John Risseeuw was born in Wisconsin in 1945, he received his Masters of Fine Arts in 1973 from University of Wisconsin-Madison. Risseeuw has been making artists books since 1967. One of his first jobs as an educator was teaching at a junior high school in 1968, teaching 7th, 8th, and 9th grade student’s art and printmaking techniques. He taught at University of South Dakota as well as University of Wisconsin-Madison. He taught at Arizona State University for 35 years from 1980 to 2015. He primarily taught classes that revolved around book making, paper making, letterpress, and photo processes for printmaking. He came to Arizona State University to establish a bookmaking program and a book arts press.
He is the creator of Cabbagehead Press based in Tempe, Arizona; he was also a director for ASU’s Pyracantha Press. His work has been in over 300 exhibitions and has his work in permanent collections across the world. Images of his work have been used as reference in many books related to printmaking and papermaking.
Risseeuw makes a lot of art related to social injustices, products of war, as well as environmental issues. Influences include artists that created work about social issues and war such as Pablo Picasso, Francisco Goya, John Heartfield, and more.
One of his first socially charged prints, created during his graduate program, was printed on six inch diameter cookies with edible screen printing ink. He printing images that represented war and environmental issues. He then went on to make more edible art about President Nixon during his presidency, creating ginger bread men that have President Nixon’s face screen printed on it. He showcased them to be sold for one dollar a piece, with a sign that said “Eat This Guy”.
One significant book Risseeuw has made is titled “Total Fucking Idiots: Thirteen Portraits”, created in 2002. This book is an edition of 2, it has handmade paper, Xerox chine colle intaglio, letterpress, and colored pencil. The book has images of political figures that he considers idiots with their faces crossed out. One of the books is in the special collections at Yale, and the other is in the collection of the Library of Congress. Risseeuw claimed that the hardest part about creating these books was narrowing his list of idiots down to thirteen. I am sure many can relate.
Another book Risseeuw made is titled “Roadkill”; it is a book that involves screen print, letterpress, and lithography. It was an edition of 50, made in 2001. The book is about the harmful effects of SUV’s and other vehicles that use a lot of gasoline or diesel fuels. This book was a commentary on the unreliability of gas or diesel fuels and the harm it does to the environment.
One of the reasons John makes these politically and socially charged pieces is because he wants to inspire other artists as well as non-artists to be aware of the injustices and corruption around them.
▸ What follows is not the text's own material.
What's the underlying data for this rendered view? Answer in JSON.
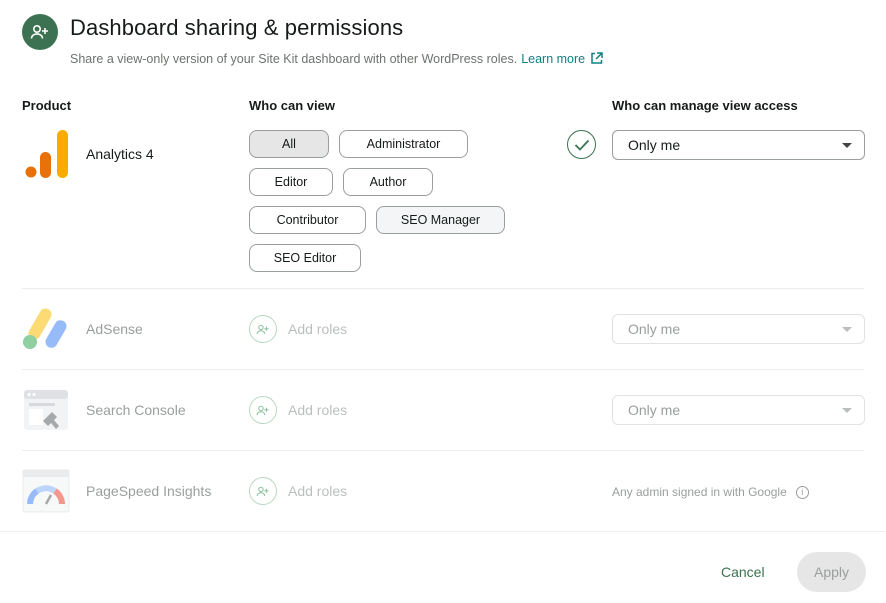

I chose to write my research paper about John Risseeuw because I too feel the need to make art about the political, social, and systemic injustices that blatantly affect people and our society every day. I think John’s art speaks volumes about how flawed our society is.